### GIVEN RECORDS
================

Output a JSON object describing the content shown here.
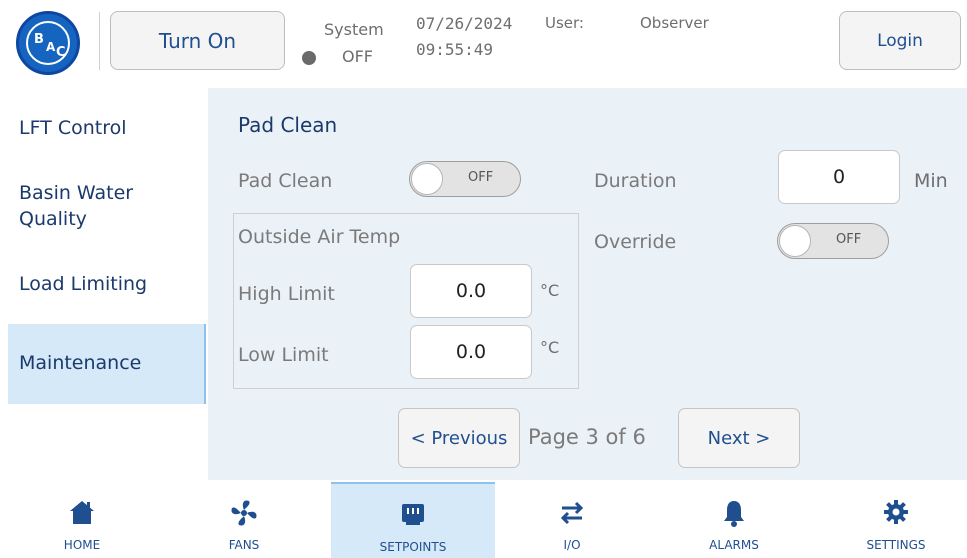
{
  "header": {
    "logo_text": "BAC",
    "turn_on_label": "Turn On",
    "system_label": "System",
    "system_state": "OFF",
    "date": "07/26/2024",
    "time": "09:55:49",
    "user_label": "User:",
    "user_value": "Observer",
    "login_label": "Login",
    "status_dot_color": "#6a6a6a"
  },
  "sidebar": {
    "items": [
      {
        "label": "LFT Control"
      },
      {
        "label": "Basin Water",
        "label2": "Quality"
      },
      {
        "label": "Load Limiting"
      },
      {
        "label": "Maintenance",
        "active": true
      }
    ]
  },
  "main": {
    "section_title": "Pad Clean",
    "pad_clean_label": "Pad Clean",
    "pad_clean_toggle": "OFF",
    "duration_label": "Duration",
    "duration_value": "0",
    "duration_unit": "Min",
    "override_label": "Override",
    "override_toggle": "OFF",
    "oat_group_label": "Outside Air Temp",
    "high_limit_label": "High Limit",
    "high_limit_value": "0.0",
    "high_limit_unit": "°C",
    "low_limit_label": "Low Limit",
    "low_limit_value": "0.0",
    "low_limit_unit": "°C",
    "previous_label": "< Previous",
    "page_indicator": "Page 3 of 6",
    "next_label": "Next >"
  },
  "tabs": [
    {
      "label": "HOME",
      "icon": "home-icon"
    },
    {
      "label": "FANS",
      "icon": "fan-icon"
    },
    {
      "label": "SETPOINTS",
      "icon": "setpoints-icon",
      "active": true
    },
    {
      "label": "I/O",
      "icon": "io-arrows-icon"
    },
    {
      "label": "ALARMS",
      "icon": "bell-icon"
    },
    {
      "label": "SETTINGS",
      "icon": "gear-icon"
    }
  ],
  "colors": {
    "accent": "#1f4f8f",
    "panel_bg": "#eaf1f7",
    "active_bg": "#d6e9f9",
    "logo_blue": "#1565c0"
  }
}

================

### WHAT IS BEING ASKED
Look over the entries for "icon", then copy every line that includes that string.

### WRITTEN ANSWER
      "icon": "home-icon"
      "icon": "fan-icon"
      "icon": "setpoints-icon",
      "icon": "io-arrows-icon"
      "icon": "bell-icon"
      "icon": "gear-icon"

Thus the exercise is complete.